**Problem to solve:** All entries below are to be copied precisely as they appear.

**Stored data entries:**
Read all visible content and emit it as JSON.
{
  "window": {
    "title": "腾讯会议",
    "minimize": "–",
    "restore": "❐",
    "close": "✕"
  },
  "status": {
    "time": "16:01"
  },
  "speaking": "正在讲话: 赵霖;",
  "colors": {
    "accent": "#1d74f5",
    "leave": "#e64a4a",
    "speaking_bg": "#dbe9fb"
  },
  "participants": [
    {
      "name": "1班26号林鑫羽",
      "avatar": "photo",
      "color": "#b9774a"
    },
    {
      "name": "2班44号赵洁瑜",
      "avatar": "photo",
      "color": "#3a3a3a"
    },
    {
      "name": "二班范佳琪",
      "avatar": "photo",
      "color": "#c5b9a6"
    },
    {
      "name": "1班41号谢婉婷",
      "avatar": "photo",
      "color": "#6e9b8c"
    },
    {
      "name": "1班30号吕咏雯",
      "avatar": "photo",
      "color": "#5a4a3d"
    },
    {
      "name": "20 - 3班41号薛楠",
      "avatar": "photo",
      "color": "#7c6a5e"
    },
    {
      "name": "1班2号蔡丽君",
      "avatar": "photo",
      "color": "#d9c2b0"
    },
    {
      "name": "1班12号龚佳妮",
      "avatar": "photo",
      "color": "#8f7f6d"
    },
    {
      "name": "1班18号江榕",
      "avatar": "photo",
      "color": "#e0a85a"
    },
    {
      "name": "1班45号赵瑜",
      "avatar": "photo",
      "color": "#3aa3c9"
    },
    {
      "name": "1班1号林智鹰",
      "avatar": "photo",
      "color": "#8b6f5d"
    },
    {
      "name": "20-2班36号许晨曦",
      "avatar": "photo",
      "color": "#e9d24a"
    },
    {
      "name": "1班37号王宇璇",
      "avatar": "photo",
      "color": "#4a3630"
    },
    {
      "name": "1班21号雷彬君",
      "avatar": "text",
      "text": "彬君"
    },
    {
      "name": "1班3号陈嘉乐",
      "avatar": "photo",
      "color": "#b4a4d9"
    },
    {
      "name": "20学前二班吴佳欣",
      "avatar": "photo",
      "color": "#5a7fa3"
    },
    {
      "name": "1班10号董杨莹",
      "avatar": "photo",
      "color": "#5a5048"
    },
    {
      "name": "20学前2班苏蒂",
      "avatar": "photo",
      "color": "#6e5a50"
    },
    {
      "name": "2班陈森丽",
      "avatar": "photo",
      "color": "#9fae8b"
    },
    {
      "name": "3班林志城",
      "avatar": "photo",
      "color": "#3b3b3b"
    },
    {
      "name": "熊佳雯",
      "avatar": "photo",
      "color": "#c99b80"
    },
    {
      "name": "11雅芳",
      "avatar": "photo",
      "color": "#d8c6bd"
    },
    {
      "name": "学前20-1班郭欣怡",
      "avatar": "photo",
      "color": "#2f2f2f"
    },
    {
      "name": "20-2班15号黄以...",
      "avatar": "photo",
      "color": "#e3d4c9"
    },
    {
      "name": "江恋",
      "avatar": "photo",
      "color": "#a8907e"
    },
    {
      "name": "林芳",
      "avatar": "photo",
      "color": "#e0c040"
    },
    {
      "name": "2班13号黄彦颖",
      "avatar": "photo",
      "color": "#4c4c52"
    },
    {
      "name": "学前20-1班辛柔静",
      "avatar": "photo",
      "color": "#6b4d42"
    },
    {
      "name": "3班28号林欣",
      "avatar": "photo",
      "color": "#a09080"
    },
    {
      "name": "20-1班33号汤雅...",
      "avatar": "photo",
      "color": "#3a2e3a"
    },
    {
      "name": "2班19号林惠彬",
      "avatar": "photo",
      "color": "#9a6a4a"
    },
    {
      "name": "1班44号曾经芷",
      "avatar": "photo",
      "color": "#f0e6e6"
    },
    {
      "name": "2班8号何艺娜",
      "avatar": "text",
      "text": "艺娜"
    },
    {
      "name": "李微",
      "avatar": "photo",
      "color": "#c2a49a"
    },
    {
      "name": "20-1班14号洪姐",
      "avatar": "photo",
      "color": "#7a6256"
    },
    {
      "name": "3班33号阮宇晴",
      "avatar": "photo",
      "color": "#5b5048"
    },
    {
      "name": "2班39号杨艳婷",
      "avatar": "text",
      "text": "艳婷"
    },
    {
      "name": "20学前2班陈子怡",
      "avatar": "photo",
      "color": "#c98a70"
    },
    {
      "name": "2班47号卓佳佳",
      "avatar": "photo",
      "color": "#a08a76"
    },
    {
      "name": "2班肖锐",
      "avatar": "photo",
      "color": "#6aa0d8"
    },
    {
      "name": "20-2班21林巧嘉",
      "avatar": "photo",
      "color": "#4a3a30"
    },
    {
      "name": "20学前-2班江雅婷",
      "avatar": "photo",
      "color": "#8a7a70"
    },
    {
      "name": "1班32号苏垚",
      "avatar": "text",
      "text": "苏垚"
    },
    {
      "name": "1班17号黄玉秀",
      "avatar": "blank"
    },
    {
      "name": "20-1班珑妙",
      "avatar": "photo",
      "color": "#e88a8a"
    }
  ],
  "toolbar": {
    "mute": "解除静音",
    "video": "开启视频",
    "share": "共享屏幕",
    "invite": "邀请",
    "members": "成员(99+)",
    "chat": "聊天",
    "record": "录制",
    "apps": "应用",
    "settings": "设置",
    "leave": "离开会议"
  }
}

**Result:**
Read all visible content and emit it as JSON.
{
  "window": {
    "title": "腾讯会议",
    "minimize": "–",
    "restore": "❐",
    "close": "✕"
  },
  "status": {
    "time": "16:01"
  },
  "speaking": "正在讲话: 赵霖;",
  "colors": {
    "accent": "#1d74f5",
    "leave": "#e64a4a",
    "speaking_bg": "#dbe9fb"
  },
  "participants": [
    {
      "name": "1班26号林鑫羽",
      "avatar": "photo",
      "color": "#b9774a"
    },
    {
      "name": "2班44号赵洁瑜",
      "avatar": "photo",
      "color": "#3a3a3a"
    },
    {
      "name": "二班范佳琪",
      "avatar": "photo",
      "color": "#c5b9a6"
    },
    {
      "name": "1班41号谢婉婷",
      "avatar": "photo",
      "color": "#6e9b8c"
    },
    {
      "name": "1班30号吕咏雯",
      "avatar": "photo",
      "color": "#5a4a3d"
    },
    {
      "name": "20 - 3班41号薛楠",
      "avatar": "photo",
      "color": "#7c6a5e"
    },
    {
      "name": "1班2号蔡丽君",
      "avatar": "photo",
      "color": "#d9c2b0"
    },
    {
      "name": "1班12号龚佳妮",
      "avatar": "photo",
      "color": "#8f7f6d"
    },
    {
      "name": "1班18号江榕",
      "avatar": "photo",
      "color": "#e0a85a"
    },
    {
      "name": "1班45号赵瑜",
      "avatar": "photo",
      "color": "#3aa3c9"
    },
    {
      "name": "1班1号林智鹰",
      "avatar": "photo",
      "color": "#8b6f5d"
    },
    {
      "name": "20-2班36号许晨曦",
      "avatar": "photo",
      "color": "#e9d24a"
    },
    {
      "name": "1班37号王宇璇",
      "avatar": "photo",
      "color": "#4a3630"
    },
    {
      "name": "1班21号雷彬君",
      "avatar": "text",
      "text": "彬君"
    },
    {
      "name": "1班3号陈嘉乐",
      "avatar": "photo",
      "color": "#b4a4d9"
    },
    {
      "name": "20学前二班吴佳欣",
      "avatar": "photo",
      "color": "#5a7fa3"
    },
    {
      "name": "1班10号董杨莹",
      "avatar": "photo",
      "color": "#5a5048"
    },
    {
      "name": "20学前2班苏蒂",
      "avatar": "photo",
      "color": "#6e5a50"
    },
    {
      "name": "2班陈森丽",
      "avatar": "photo",
      "color": "#9fae8b"
    },
    {
      "name": "3班林志城",
      "avatar": "photo",
      "color": "#3b3b3b"
    },
    {
      "name": "熊佳雯",
      "avatar": "photo",
      "color": "#c99b80"
    },
    {
      "name": "11雅芳",
      "avatar": "photo",
      "color": "#d8c6bd"
    },
    {
      "name": "学前20-1班郭欣怡",
      "avatar": "photo",
      "color": "#2f2f2f"
    },
    {
      "name": "20-2班15号黄以...",
      "avatar": "photo",
      "color": "#e3d4c9"
    },
    {
      "name": "江恋",
      "avatar": "photo",
      "color": "#a8907e"
    },
    {
      "name": "林芳",
      "avatar": "photo",
      "color": "#e0c040"
    },
    {
      "name": "2班13号黄彦颖",
      "avatar": "photo",
      "color": "#4c4c52"
    },
    {
      "name": "学前20-1班辛柔静",
      "avatar": "photo",
      "color": "#6b4d42"
    },
    {
      "name": "3班28号林欣",
      "avatar": "photo",
      "color": "#a09080"
    },
    {
      "name": "20-1班33号汤雅...",
      "avatar": "photo",
      "color": "#3a2e3a"
    },
    {
      "name": "2班19号林惠彬",
      "avatar": "photo",
      "color": "#9a6a4a"
    },
    {
      "name": "1班44号曾经芷",
      "avatar": "photo",
      "color": "#f0e6e6"
    },
    {
      "name": "2班8号何艺娜",
      "avatar": "text",
      "text": "艺娜"
    },
    {
      "name": "李微",
      "avatar": "photo",
      "color": "#c2a49a"
    },
    {
      "name": "20-1班14号洪姐",
      "avatar": "photo",
      "color": "#7a6256"
    },
    {
      "name": "3班33号阮宇晴",
      "avatar": "photo",
      "color": "#5b5048"
    },
    {
      "name": "2班39号杨艳婷",
      "avatar": "text",
      "text": "艳婷"
    },
    {
      "name": "20学前2班陈子怡",
      "avatar": "photo",
      "color": "#c98a70"
    },
    {
      "name": "2班47号卓佳佳",
      "avatar": "photo",
      "color": "#a08a76"
    },
    {
      "name": "2班肖锐",
      "avatar": "photo",
      "color": "#6aa0d8"
    },
    {
      "name": "20-2班21林巧嘉",
      "avatar": "photo",
      "color": "#4a3a30"
    },
    {
      "name": "20学前-2班江雅婷",
      "avatar": "photo",
      "color": "#8a7a70"
    },
    {
      "name": "1班32号苏垚",
      "avatar": "text",
      "text": "苏垚"
    },
    {
      "name": "1班17号黄玉秀",
      "avatar": "blank"
    },
    {
      "name": "20-1班珑妙",
      "avatar": "photo",
      "color": "#e88a8a"
    }
  ],
  "toolbar": {
    "mute": "解除静音",
    "video": "开启视频",
    "share": "共享屏幕",
    "invite": "邀请",
    "members": "成员(99+)",
    "chat": "聊天",
    "record": "录制",
    "apps": "应用",
    "settings": "设置",
    "leave": "离开会议"
  }
}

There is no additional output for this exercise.